(Work required)
Check every line in the listing below for "icon". Copy the ones where it occurs.
Input records START
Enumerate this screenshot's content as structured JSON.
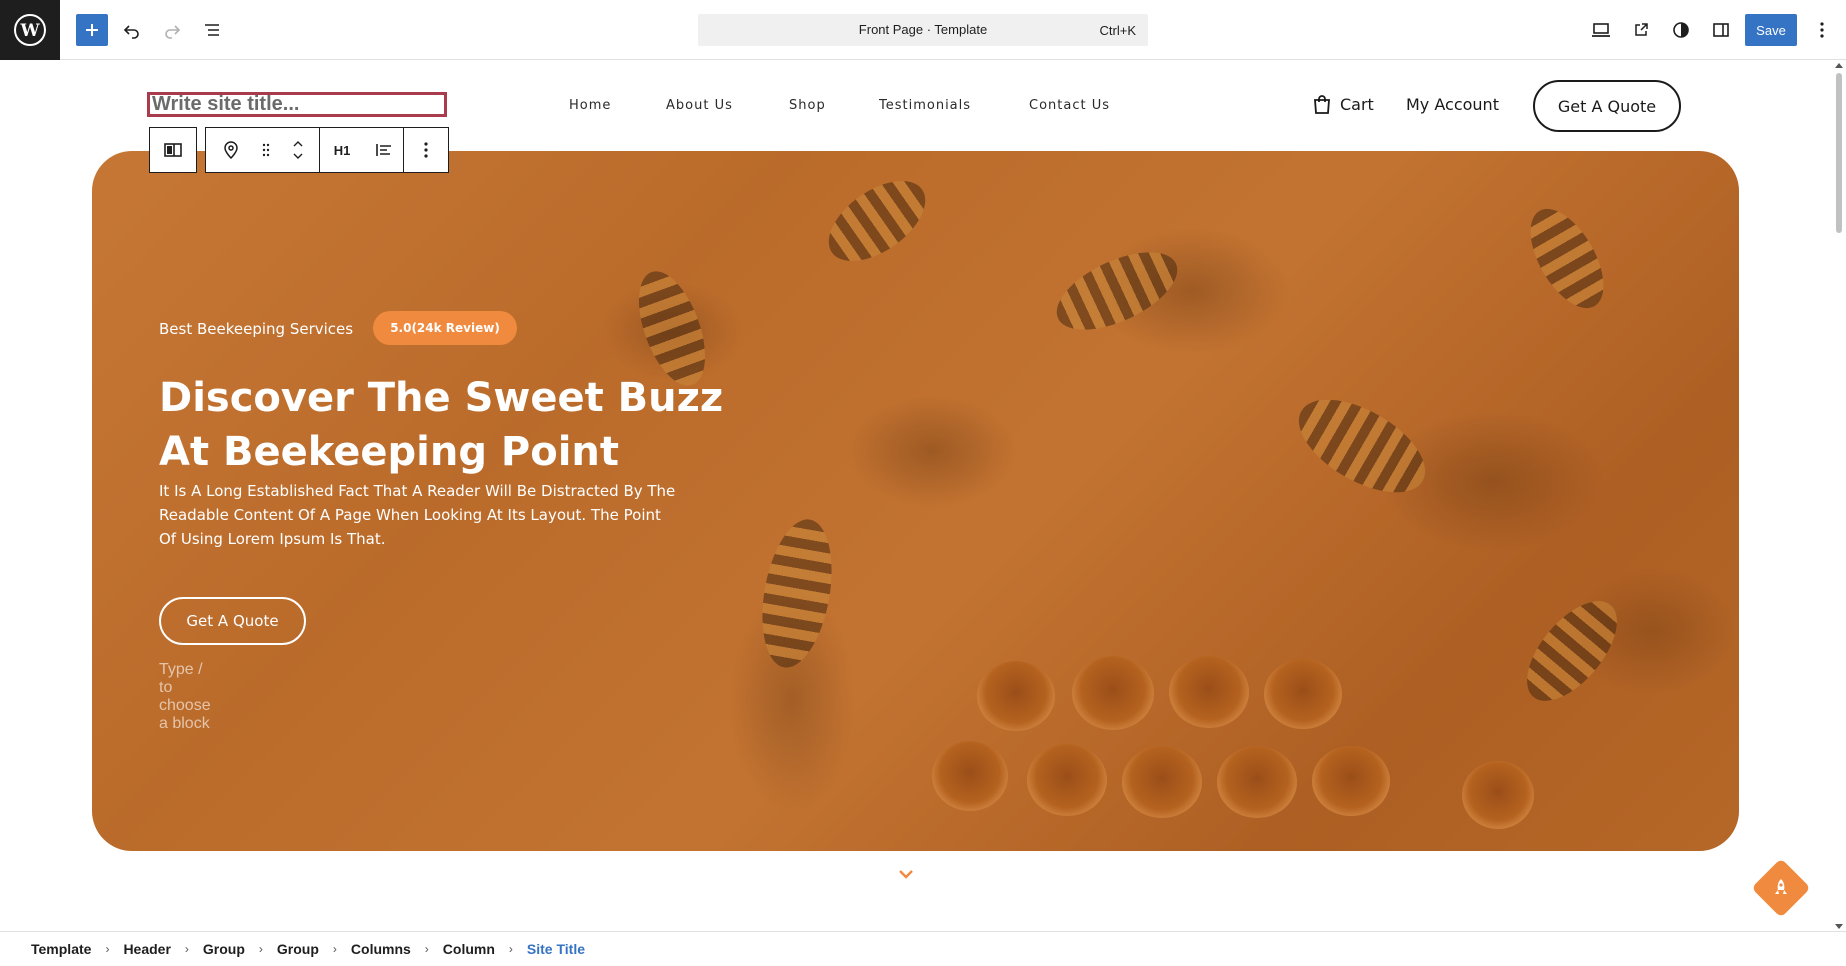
{
  "topbar": {
    "document_title": "Front Page · Template",
    "shortcut": "Ctrl+K",
    "save_label": "Save"
  },
  "site": {
    "title_placeholder": "Write site title...",
    "nav": [
      "Home",
      "About Us",
      "Shop",
      "Testimonials",
      "Contact Us"
    ],
    "cart_label": "Cart",
    "account_label": "My Account",
    "quote_label": "Get A Quote"
  },
  "block_toolbar": {
    "heading_level": "H1"
  },
  "hero": {
    "tagline": "Best Beekeeping Services",
    "rating": "5.0(24k Review)",
    "heading_line1": "Discover The Sweet Buzz",
    "heading_line2": "At Beekeeping Point",
    "paragraph": "It Is A Long Established Fact That A Reader Will Be Distracted By The Readable Content Of A Page When Looking At Its Layout. The Point Of Using Lorem Ipsum Is That.",
    "button_label": "Get A Quote",
    "block_placeholder": "Type / to choose a block"
  },
  "breadcrumb": [
    "Template",
    "Header",
    "Group",
    "Group",
    "Columns",
    "Column",
    "Site Title"
  ],
  "colors": {
    "accent": "#f08a3e",
    "admin_blue": "#3573c4",
    "selection": "#a93b4c"
  }
}
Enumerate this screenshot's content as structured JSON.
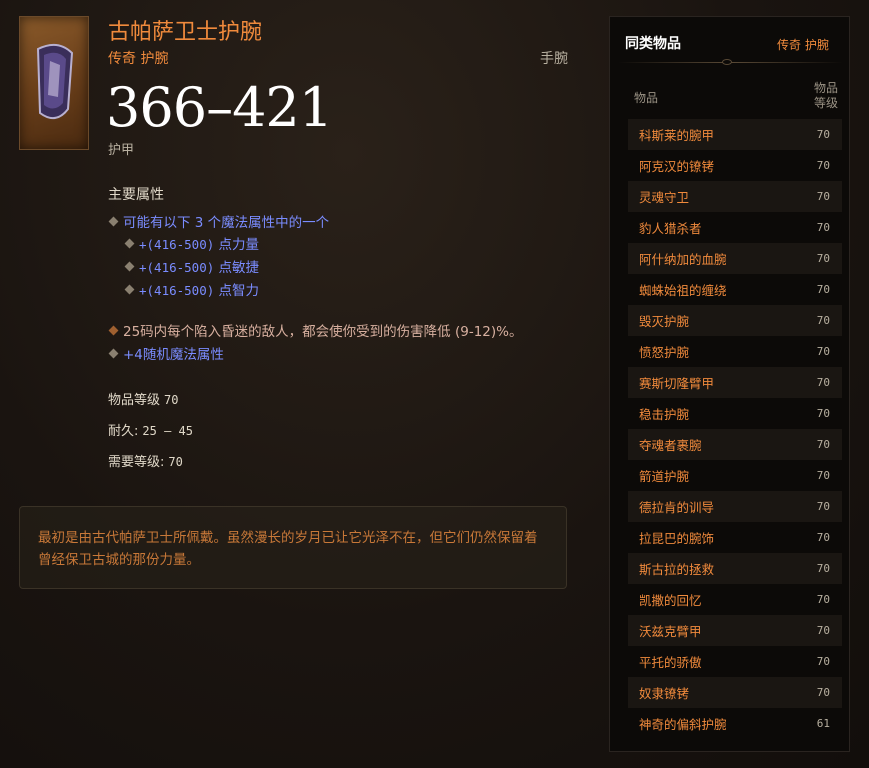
{
  "item": {
    "title": "古帕萨卫士护腕",
    "rarity_type": "传奇 护腕",
    "slot": "手腕",
    "armor_value": "366–421",
    "armor_label": "护甲"
  },
  "primary": {
    "heading": "主要属性",
    "choice_line": "可能有以下 3 个魔法属性中的一个",
    "options": [
      {
        "prefix": "+(416-500)",
        "stat": " 点力量"
      },
      {
        "prefix": "+(416-500)",
        "stat": " 点敏捷"
      },
      {
        "prefix": "+(416-500)",
        "stat": " 点智力"
      }
    ],
    "legendary_affix": "25码内每个陷入昏迷的敌人，都会使你受到的伤害降低 (9-12)%。",
    "random_line": "+4随机魔法属性"
  },
  "meta": {
    "item_level_label": "物品等级",
    "item_level_value": "70",
    "durability_label": "耐久:",
    "durability_value": "25 – 45",
    "req_level_label": "需要等级:",
    "req_level_value": "70"
  },
  "flavor": {
    "text": "最初是由古代帕萨卫士所佩戴。虽然漫长的岁月已让它光泽不在，但它们仍然保留着曾经保卫古城的那份力量。"
  },
  "sidebar": {
    "title": "同类物品",
    "subtitle": "传奇 护腕",
    "col_item": "物品",
    "col_level": "物品等级",
    "rows": [
      {
        "name": "科斯莱的腕甲",
        "level": "70"
      },
      {
        "name": "阿克汉的镣铐",
        "level": "70"
      },
      {
        "name": "灵魂守卫",
        "level": "70"
      },
      {
        "name": "豹人猎杀者",
        "level": "70"
      },
      {
        "name": "阿什纳加的血腕",
        "level": "70"
      },
      {
        "name": "蜘蛛始祖的缠绕",
        "level": "70"
      },
      {
        "name": "毁灭护腕",
        "level": "70"
      },
      {
        "name": "愤怒护腕",
        "level": "70"
      },
      {
        "name": "赛斯切隆臂甲",
        "level": "70"
      },
      {
        "name": "稳击护腕",
        "level": "70"
      },
      {
        "name": "夺魂者裹腕",
        "level": "70"
      },
      {
        "name": "箭道护腕",
        "level": "70"
      },
      {
        "name": "德拉肯的训导",
        "level": "70"
      },
      {
        "name": "拉昆巴的腕饰",
        "level": "70"
      },
      {
        "name": "斯古拉的拯救",
        "level": "70"
      },
      {
        "name": "凯撒的回忆",
        "level": "70"
      },
      {
        "name": "沃兹克臂甲",
        "level": "70"
      },
      {
        "name": "平托的骄傲",
        "level": "70"
      },
      {
        "name": "奴隶镣铐",
        "level": "70"
      },
      {
        "name": "神奇的偏斜护腕",
        "level": "61"
      }
    ]
  },
  "colors": {
    "legendary": "#f08a3c",
    "magic": "#7a8cff"
  }
}
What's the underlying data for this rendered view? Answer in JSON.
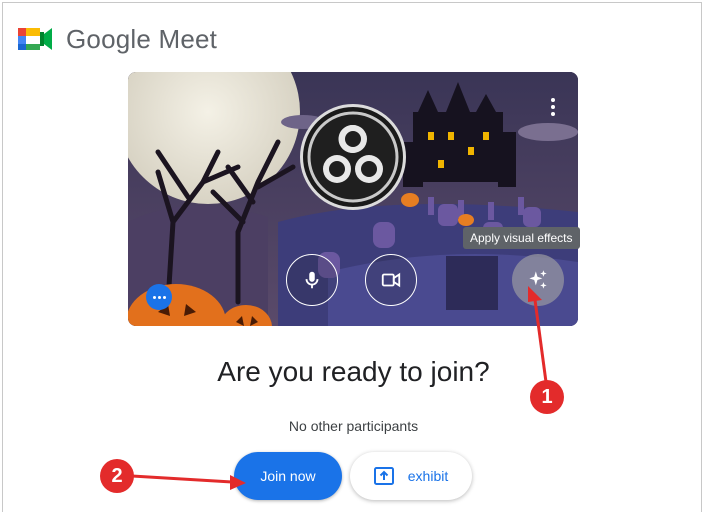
{
  "app": {
    "brand": "Google Meet"
  },
  "preview": {
    "tooltip": "Apply visual effects",
    "controls": {
      "mic": "microphone-icon",
      "camera": "camera-icon",
      "effects": "sparkle-icon",
      "more": "more-options-icon"
    }
  },
  "main": {
    "title": "Are you ready to join?",
    "participants": "No other participants",
    "join_label": "Join now",
    "present_label": "exhibit"
  },
  "annotations": {
    "badge1": "1",
    "badge2": "2"
  },
  "colors": {
    "accent": "#1a73e8",
    "annotation": "#e32b2b",
    "tooltip_bg": "#5f6368"
  }
}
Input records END
(Your solution)
      "mic": "microphone-icon",
      "camera": "camera-icon",
      "effects": "sparkle-icon",
      "more": "more-options-icon"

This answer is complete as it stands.